Brown owns four of the 10 longest-standing individual marks in the ACC record book. His 4,602 rushing yards has not been challenged since he played his last home game on Nov. 25, 1978, against Virginia, during which his No. 23 jersey was retired.
His overall total of 51 career touchdowns was broken a few years ago by Virginia's Wali Lundi, but his 49 career rushing touchdowns still stands. No running back has ever had as many 100-yard rushing games as Brown, and the only players who have ever scored more than his 312 career points kicked it through the uprights instead of running it into the end zone.
And, in 57 years of ACC football competition, Brown is the only player in league history to earn four consecutive first-team All-ACC honors.
His accomplishments were legendary, indeed. So he's honored to come down from his longtime home in Apple Valley, Minn., to represent his alma mater at Friday night's Legends dinner and Saturday's championship game between Virginia Tech and Florida State.
"I guess it means, on some level, I had a successful college career," Brown said. "It means something, not just to me, but to the school and to my teammates. It's a great honor to be in a class like this, to be with fellow football players who have succeeded and been pretty good college players."
His numbers would be even more impressive if they included his totals in three bowl games. At the time, the NCAA did not recognize bowl accomplishments as part of career stats. That means the 399 rushing yards and 86 receiving yards are not included in his final tally. If they were, Brown would be one of only 15 running backs in NCAA history to rush for more than 5,000 yards in his career.
And Brown expects his records to stand at least a little while longer.

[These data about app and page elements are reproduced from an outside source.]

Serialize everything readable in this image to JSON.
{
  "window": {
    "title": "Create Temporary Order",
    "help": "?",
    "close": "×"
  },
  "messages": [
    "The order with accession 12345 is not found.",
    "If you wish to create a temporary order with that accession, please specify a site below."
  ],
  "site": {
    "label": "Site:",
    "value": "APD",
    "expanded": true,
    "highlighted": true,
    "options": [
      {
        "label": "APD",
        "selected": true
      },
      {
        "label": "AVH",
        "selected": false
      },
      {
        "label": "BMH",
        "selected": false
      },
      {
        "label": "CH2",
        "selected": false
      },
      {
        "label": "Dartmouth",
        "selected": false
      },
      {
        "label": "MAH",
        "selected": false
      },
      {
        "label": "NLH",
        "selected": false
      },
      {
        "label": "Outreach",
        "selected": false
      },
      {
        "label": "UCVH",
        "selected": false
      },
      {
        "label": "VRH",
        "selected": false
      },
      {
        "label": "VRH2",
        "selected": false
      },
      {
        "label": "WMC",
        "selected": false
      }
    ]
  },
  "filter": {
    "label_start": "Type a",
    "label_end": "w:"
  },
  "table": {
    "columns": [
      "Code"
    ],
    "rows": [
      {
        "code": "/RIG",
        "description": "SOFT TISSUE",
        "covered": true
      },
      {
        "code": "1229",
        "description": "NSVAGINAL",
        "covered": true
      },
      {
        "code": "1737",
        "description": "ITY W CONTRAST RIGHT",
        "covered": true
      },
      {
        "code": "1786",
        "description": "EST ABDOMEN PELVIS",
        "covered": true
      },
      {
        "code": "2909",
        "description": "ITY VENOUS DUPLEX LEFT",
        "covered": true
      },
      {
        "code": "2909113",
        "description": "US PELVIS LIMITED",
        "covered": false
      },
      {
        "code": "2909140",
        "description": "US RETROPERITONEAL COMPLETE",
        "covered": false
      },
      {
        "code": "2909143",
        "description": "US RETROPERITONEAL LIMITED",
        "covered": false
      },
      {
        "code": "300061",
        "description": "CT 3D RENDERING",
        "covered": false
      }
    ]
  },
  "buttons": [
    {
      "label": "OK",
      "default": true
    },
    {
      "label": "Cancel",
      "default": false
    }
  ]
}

"Teams just don't run the ball like they did back then," said Brown, who rushed for more than 1,250 yards in both his junior and senior seasons at NC State. "I guess it makes the records mean a little less because teams pass so much now. You very seldom see a power offense or an offense that runs the ball the majority of the time. It just doesn't happen. The quickest way to score and the quickest way to create excitement is through the air."
But, with a little prodding, Brown does admit that he's proud of the longevity of his records.
"Thirty-some-odd years is pretty good, I guess," he said. "But they will be broken one day. That's what records are for."
But, considering Brown's totals came from his four years of playing just 11 regular-season games and his bowl stats didn't count, whoever breaks his records may have to suffer the indignity of an asterisk.
Brown settled in Minnesota, after retiring from professional football following eight successful seasons with the NFL's Minnesota Vikings. He's now a Ramsey County juvenile probation officer in St. Paul, Minn., working to help at-risk teenagers.
"I like working with juveniles because they're not to the point where they're gone deep into the system," Brown said. "You still try to help them become better citizens and instill in them the importance of staying in school and out of trouble. They aren't that far gone. I like working with kids. I love what I'm doing."
But he also stays busy watching college hockey. Turns out that Brown's oldest son J.T., a freshman starter for Minnesota-Duluth's top 10 program, is one of the nation's top young hockey players. Not surprisingly, like his old man, the younger Brown likes to score, netting 56 goals as a high school junior and senior.
For now, Ted Brown is looking forward to a trip home, to represent his alma mater and reflect on what was, by all sensible criteria, "a pretty good football career."